Canada is following in Australia’s footsteps in considering legislation requiring social media platforms to pay Canadian media for use of their content.
The Parliament has before it a government bill, the “Online News Act” (Bill C-18), that would mandate negotiations on the fees companies like Facebook and Google must pay Canada’s national and local media for use of or linking to their content. This bill is in the same vein as Australia’s “Treasury Laws Amendment (News Media and Digital Platforms Mandatory Bargaining Code) Bill 2021” which “establishes a mandatory code of conduct to help support the sustainability of the Australian news media sector by addressing bargaining power imbalances between digital platforms and Australian news businesses” per the first explanatory memorandum on the bill. C-18 would herd social media platforms toward good faith negotiations with traditional Canadian media (but not specialty or industry outlets) upon pain of a government-run, binding arbitration system to set compensation. Ottawa would have a number of means to force multinational social media companies to strike deals with news-oriented media, and these companies do not like the bill just as they disliked Australia’s bill.
The “Online News Act” (Bill C-18) purports “to regulate digital news intermediaries with a view to enhancing fairness in the Canadian digital news marketplace and contributing to its sustainability, including the sustainability of independent local news businesses.” The essence of C-18 is that social media giants must pay traditional Canadian media companies for the use or their content.
What is left unsaid is the reason why media in Canada need help.

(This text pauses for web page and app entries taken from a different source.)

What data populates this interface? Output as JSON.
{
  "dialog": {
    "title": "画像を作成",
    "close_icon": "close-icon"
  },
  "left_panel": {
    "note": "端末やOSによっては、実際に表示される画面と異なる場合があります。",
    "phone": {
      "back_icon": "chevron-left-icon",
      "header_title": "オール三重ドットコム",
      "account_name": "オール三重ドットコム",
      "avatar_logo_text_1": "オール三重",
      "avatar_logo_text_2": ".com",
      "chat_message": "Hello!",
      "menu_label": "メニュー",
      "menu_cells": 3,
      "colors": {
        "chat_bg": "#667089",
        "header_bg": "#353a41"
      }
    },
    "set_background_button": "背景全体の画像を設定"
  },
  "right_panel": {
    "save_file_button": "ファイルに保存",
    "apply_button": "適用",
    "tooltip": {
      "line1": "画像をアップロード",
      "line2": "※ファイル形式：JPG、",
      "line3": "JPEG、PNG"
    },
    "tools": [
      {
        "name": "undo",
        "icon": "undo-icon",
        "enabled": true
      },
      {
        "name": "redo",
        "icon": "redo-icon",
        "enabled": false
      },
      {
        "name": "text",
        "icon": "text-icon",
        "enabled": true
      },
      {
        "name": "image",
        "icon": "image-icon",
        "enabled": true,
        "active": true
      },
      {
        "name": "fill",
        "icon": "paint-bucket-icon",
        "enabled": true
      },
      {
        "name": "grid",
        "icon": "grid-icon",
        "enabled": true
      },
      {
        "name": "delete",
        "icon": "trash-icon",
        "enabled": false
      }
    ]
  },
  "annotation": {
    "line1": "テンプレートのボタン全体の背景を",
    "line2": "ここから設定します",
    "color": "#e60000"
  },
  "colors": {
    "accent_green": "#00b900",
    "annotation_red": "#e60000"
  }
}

Throughout the late 20th Century and early 21st Century, traditional media (i.e. newspapers and television) in the United States (U.S.) and elsewhere thrived on advertising revenue until the internet took off. Google and Facebook eventually achieved dominance and reaped the lion’s share of online advertising revenue. One analysis showed revenue for media in the U.S. hitting a high of $49.435 billion in 2005 and falling to $12.864 billion in 2019. And, as advertising revenue has dried up, media companies have been laying off staff and cutting coverage. It has long been a touchstone that democracies depend on a free, active, and vigorous media to hold power to account, but if media that engages in investigation is receding, democracy might be at stake. Hence, legislation of this sort in a number of western democracies.
This decline in media advertising revenue dovetails with the rise in online advertising revenue for Facebook and Google, the two biggest current players in that sector. In 2018, online advertising took in $107.5 billion with Google and Facebook estimated to reap nearly 60% of the proceeds, The 2021 online advertising numbers were even higher. And so, the upward trend in online advertising has come largely at the expense of traditional media.
The U.S. House Judiciary Committee’s recently expanded “Investigation of Competition in the Digital Marketplace: Committee Report and Recommendations”summarized the issue:
Since 2006, newspaper advertising revenue, which is critical for funding high-quality journalism, fell by over 50 percent. Despite significant growth in online traffic among the nation’s leading newspapers, print and digital newsrooms across the country are laying off reporters or folding altogether. As a result, communities throughout the United States are increasingly going without sources for local news. The emergence of platform gatekeepers— and the market power wielded by these firms—has contributed to the decline of trustworthy sources of news.
Under C-18, companies like Facebook, Google, and Twitter would definitely be covered with others possibly being regulated as well like TikTok, Instagram, and a handful of others. A number of the these entities would qualify as “digital news intermediaries” subject to Canadian regulation. This term is defined in C-18 as:
an online communications platform, including a search engine or social media service, that is subject to the legislative authority of Parliament and that makes news content produced by news outlets available to persons in Canada.